**Brief**
From the entries below, copy each line in which the word "Required" occurs.

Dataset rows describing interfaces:
# # # # # # #
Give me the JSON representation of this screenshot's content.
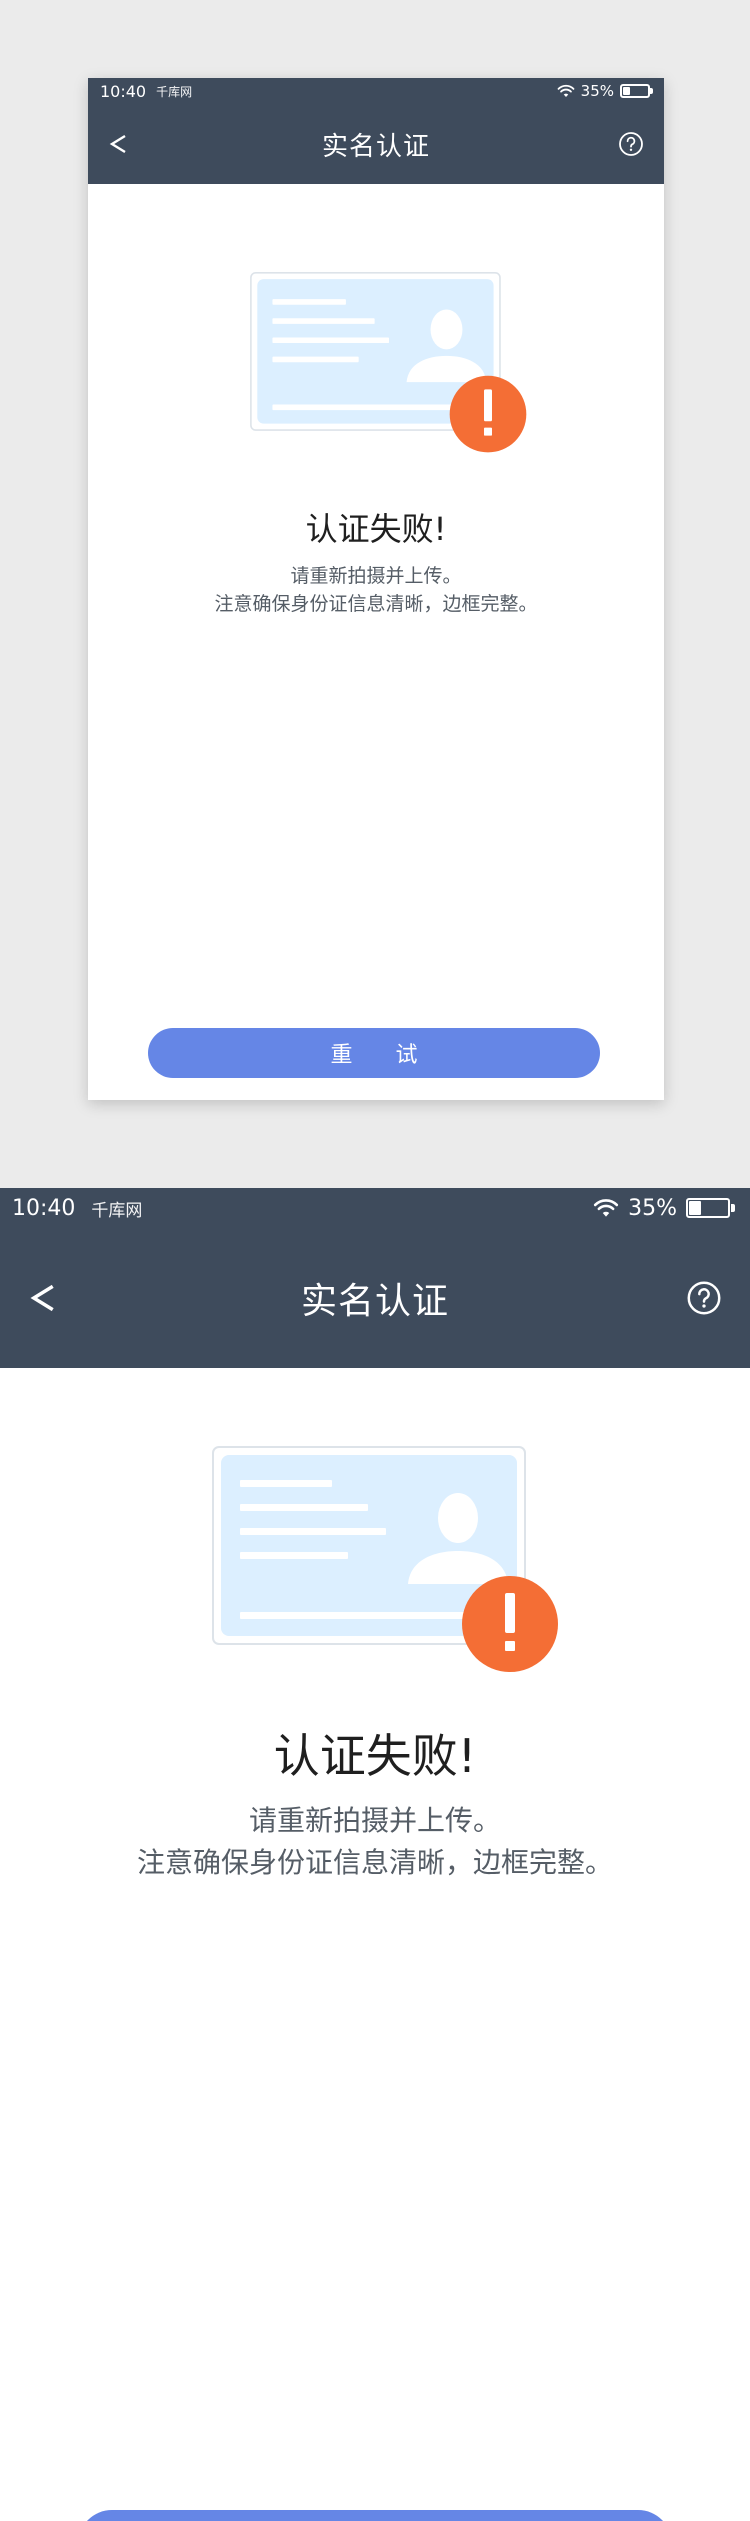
{
  "status_bar": {
    "time": "10:40",
    "carrier": "千库网",
    "battery_text": "35%",
    "battery_level": 0.35
  },
  "nav": {
    "title": "实名认证",
    "back_glyph": "<",
    "back_icon": "chevron-left-icon",
    "help_icon": "question-circle-icon"
  },
  "result": {
    "title": "认证失败!",
    "line1": "请重新拍摄并上传。",
    "line2": "注意确保身份证信息清晰，边框完整。",
    "warning_icon": "exclamation-circle-icon"
  },
  "retry_button": {
    "label": "重 试"
  },
  "colors": {
    "header_bg": "#3e4b5c",
    "accent": "#6586e6",
    "warning": "#f46e35",
    "card_bg": "#dcefff",
    "page_bg": "#ebebeb"
  }
}
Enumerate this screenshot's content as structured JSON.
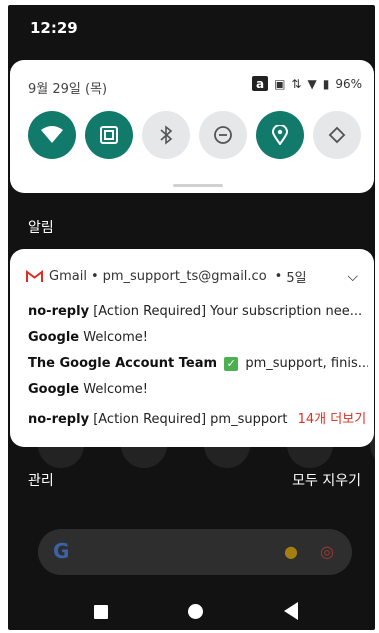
{
  "status_bar": {
    "time": "12:29"
  },
  "quick_settings": {
    "date": "9월 29일 (목)",
    "battery": "96%",
    "a_label": "a",
    "tiles": [
      {
        "name": "wifi-tile",
        "icon": "wifi-icon",
        "on": true
      },
      {
        "name": "nfc-tile",
        "icon": "nfc-icon",
        "on": true
      },
      {
        "name": "bluetooth-tile",
        "icon": "bluetooth-icon",
        "on": false
      },
      {
        "name": "dnd-tile",
        "icon": "do-not-disturb-icon",
        "on": false
      },
      {
        "name": "location-tile",
        "icon": "location-icon",
        "on": true
      },
      {
        "name": "autorotate-tile",
        "icon": "autorotate-icon",
        "on": false
      }
    ]
  },
  "notifications_label": "알림",
  "notification": {
    "app": "Gmail",
    "account": "pm_support_ts@gmail.co",
    "dot": "•",
    "time": "5일",
    "rows": [
      {
        "sender": "no-reply",
        "text": "[Action Required] Your subscription nee..."
      },
      {
        "sender": "Google",
        "text": "Welcome!"
      },
      {
        "sender": "The Google Account Team",
        "text": "pm_support, finis..."
      },
      {
        "sender": "Google",
        "text": "Welcome!"
      },
      {
        "sender": "no-reply",
        "text": "[Action Required] pm_support",
        "more": "14개 더보기"
      }
    ]
  },
  "manage_label": "관리",
  "clear_all_label": "모두 지우기",
  "colors": {
    "tile_on": "#117a6b",
    "tile_off": "#e5e7e9",
    "more_red": "#d93025"
  }
}
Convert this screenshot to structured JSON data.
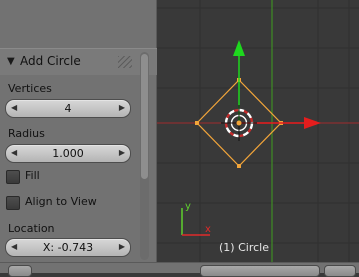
{
  "operator_panel": {
    "title": "Add Circle",
    "vertices": {
      "label": "Vertices",
      "value": "4"
    },
    "radius": {
      "label": "Radius",
      "value": "1.000"
    },
    "fill": {
      "label": "Fill",
      "checked": false
    },
    "align_to_view": {
      "label": "Align to View",
      "checked": false
    },
    "location": {
      "label": "Location",
      "x_value": "X: -0.743"
    }
  },
  "viewport": {
    "object_label": "(1) Circle",
    "mini_axis": {
      "y_label": "y",
      "x_label": "x"
    },
    "colors": {
      "background": "#393939",
      "grid_line": "#2f2f2f",
      "x_axis": "#c0393b",
      "y_axis": "#5fae2e",
      "selection": "#f2a53a",
      "gizmo_x": "#e51d1d",
      "gizmo_y": "#1ed81e"
    }
  },
  "icons": {
    "panel_collapse": "triangle-down-icon",
    "panel_grip": "drag-grip-icon",
    "field_arrows": "chevron-left-right-icon"
  }
}
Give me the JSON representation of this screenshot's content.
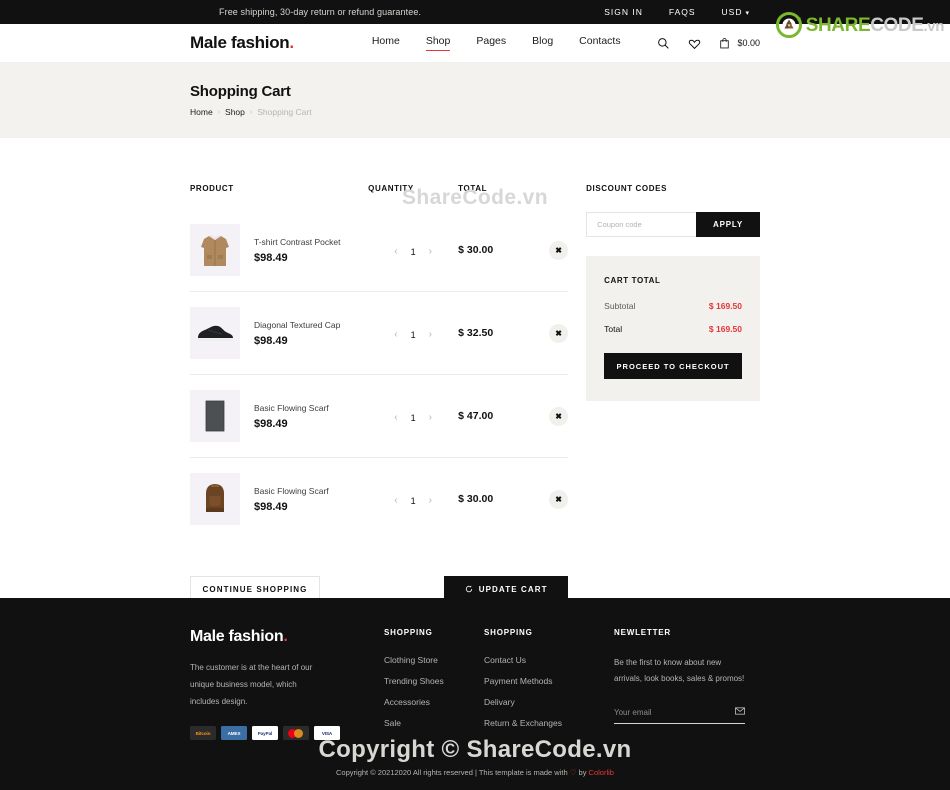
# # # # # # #
**Output for this task**
        "text": "[Action Required] Your subscription nee..."
        "text": "[Action Required] pm_support",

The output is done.